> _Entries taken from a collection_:
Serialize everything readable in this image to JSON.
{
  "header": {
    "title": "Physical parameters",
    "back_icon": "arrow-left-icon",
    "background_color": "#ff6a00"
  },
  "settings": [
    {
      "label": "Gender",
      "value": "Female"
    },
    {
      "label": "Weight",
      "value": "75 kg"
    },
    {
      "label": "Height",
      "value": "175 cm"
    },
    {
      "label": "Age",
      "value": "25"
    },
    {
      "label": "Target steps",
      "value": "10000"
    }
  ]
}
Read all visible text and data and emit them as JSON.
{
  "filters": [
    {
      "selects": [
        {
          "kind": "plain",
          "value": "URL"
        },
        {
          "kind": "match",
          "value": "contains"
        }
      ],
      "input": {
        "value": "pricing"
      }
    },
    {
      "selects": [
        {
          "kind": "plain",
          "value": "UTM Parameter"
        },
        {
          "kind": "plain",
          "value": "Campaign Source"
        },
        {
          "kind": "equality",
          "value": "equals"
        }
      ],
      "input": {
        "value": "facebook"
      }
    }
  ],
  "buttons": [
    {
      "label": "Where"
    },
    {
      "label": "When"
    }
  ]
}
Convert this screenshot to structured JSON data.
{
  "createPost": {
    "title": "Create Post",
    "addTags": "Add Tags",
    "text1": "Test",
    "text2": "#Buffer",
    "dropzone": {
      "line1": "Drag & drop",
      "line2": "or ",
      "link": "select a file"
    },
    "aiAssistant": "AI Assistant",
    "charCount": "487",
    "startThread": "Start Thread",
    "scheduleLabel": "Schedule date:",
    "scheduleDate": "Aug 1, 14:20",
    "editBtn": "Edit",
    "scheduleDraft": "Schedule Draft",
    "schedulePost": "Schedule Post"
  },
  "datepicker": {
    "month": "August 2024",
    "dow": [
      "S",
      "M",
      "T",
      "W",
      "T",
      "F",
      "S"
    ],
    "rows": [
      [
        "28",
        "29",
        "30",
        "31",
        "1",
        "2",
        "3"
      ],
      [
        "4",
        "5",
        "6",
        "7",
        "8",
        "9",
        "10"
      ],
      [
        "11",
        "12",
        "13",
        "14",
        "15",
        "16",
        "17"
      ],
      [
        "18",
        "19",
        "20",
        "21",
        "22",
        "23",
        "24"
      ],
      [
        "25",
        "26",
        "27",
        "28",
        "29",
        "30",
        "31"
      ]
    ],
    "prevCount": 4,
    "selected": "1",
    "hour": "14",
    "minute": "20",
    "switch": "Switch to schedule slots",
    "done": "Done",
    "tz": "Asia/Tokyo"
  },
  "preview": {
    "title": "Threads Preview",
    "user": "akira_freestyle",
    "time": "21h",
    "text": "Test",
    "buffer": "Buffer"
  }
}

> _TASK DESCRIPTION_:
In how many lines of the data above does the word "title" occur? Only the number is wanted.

> _WRITTEN SOLUTION_:
3